New housing data
This research’s main contribution is to look at housing in a new way. Some 64% of Americans owned their own homes in 2018, compared with 51% in renter-friendly Germany. Roughly 55% of Americans own equities of some kind, but 84% of all stocks they hold are concentrated in households that land in the top 10% of income.
“In fact, housing and equities alone represent over half of total assets in household balance sheets,” the authors write.
But housing’s returns may have been underestimated until now. Nobel Prize-winner Robert Shiller has assembled the most comprehensive data on housing prices, but he tracks only price appreciation, which has averaged about 1% annually over the long run, even less since 1980, as my MarketWatch colleague Mark Hulbert recently pointed out.

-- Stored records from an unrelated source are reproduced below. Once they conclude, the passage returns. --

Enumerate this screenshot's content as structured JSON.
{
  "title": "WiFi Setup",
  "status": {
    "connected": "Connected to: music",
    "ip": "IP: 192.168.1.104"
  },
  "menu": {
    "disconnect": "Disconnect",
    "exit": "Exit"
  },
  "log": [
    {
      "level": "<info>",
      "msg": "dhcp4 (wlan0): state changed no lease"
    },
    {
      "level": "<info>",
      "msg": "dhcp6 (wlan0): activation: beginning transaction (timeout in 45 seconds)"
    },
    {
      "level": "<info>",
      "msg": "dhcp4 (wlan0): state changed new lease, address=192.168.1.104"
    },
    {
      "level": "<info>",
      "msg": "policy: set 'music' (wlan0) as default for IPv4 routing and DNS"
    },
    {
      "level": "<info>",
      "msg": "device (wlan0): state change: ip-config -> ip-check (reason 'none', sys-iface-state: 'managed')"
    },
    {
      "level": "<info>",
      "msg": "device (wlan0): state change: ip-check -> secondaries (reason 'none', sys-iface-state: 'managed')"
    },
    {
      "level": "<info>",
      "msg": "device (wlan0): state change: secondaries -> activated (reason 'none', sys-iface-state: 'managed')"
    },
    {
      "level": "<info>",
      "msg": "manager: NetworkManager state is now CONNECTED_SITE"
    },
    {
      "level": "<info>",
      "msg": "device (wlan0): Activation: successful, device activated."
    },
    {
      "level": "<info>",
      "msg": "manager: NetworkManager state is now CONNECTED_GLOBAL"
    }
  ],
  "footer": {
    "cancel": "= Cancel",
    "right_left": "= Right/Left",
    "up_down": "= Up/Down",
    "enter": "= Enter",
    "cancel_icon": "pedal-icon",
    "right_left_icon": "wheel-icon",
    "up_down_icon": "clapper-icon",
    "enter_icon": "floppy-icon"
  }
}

But that may ignore a critical part of real estate’s value — “imputed rents,” which, the study’s authors write, “estimate the rent that an owner-occupied house would earn on the rental market.” Government statisticians, including in the U.S., use it in calculating consumer price indices.
Although that rent value lies untapped by many homeowners, others use it when they rent out their homes for part of the year or list a guest room on Airbnb. When you add that in, as the study’s authors claim to do for the first time, imputed rent boosts the total return on housing dramatically, just as dividends do for stocks’ total return.
“It’s the rent part that explains most of the returns on housing,” says Òscar Jordà, one of the study’s co-authors, who’s an economist at the Federal Reserve Bank of San Francisco and teaches at the University of California, Davis. “And if you look at rental markets, they usually don’t fluctuate very much with the business cycle. So that’s where the stability comes in.”
In the U.S., equities posted an 8.5% annual total return between 1870 and 2015, while housing returned 6.1% per annum. Between 1980 and 2015, the gap widened a bit, with equities gaining 9.3% and housing 5.9% annually — and remember, that includes the housing bubble and bust.
But stocks’ volatility, expressed by standard deviation, was more than 20%, while housing’s standard deviation of returns was 9%-10%, about half as much, supporting Jordà’s contention that it’s much less volatile than stocks. Housing, he explains, “just doesn’t move very much with the business cycle. And so … housing in a sense provides a surprising hedge with respect to equities.”
In almost all cases, stocks and housing beat bonds and bills over the very long run: Bills had a measly real total return of 2.2% per year in the U.S. from 1870 to 2015, and bonds returned 2.9% annually. But since 1980, U.S. 10-year bonds have posted a total annual return of 5.9%, tying housing’s gains during that period, as interest rates plunged.
That suggests bonds have way outperformed and that some reversion to the mean is inevitable. That snapback actually happened after a long period of bond outperformance between 1870 and World War I.
“If you look at the data starting … from the 1870s to World War I, what you see is a very noticeable cycle of [interest rate] declines that parallels very much what we see in this day and age,” said Jordà. “As populations age, what you’re seeing is the share of savers increasing, rather than the share of borrowers.”
A total of 150 years comprises several investing lifetimes, but the long-run patterns have lessons for those of us who live in a shorter-term world. Bonds will likely do worse over the next decade, and stocks will probably underperform their historic gains, too. But your house may turn out to be a bulwark against the next recession and bear market and, in more ways than one, provide shelter from the storm.
Howard R. Gold is a MarketWatch columnist. Follow him on Twitter @howardrgold.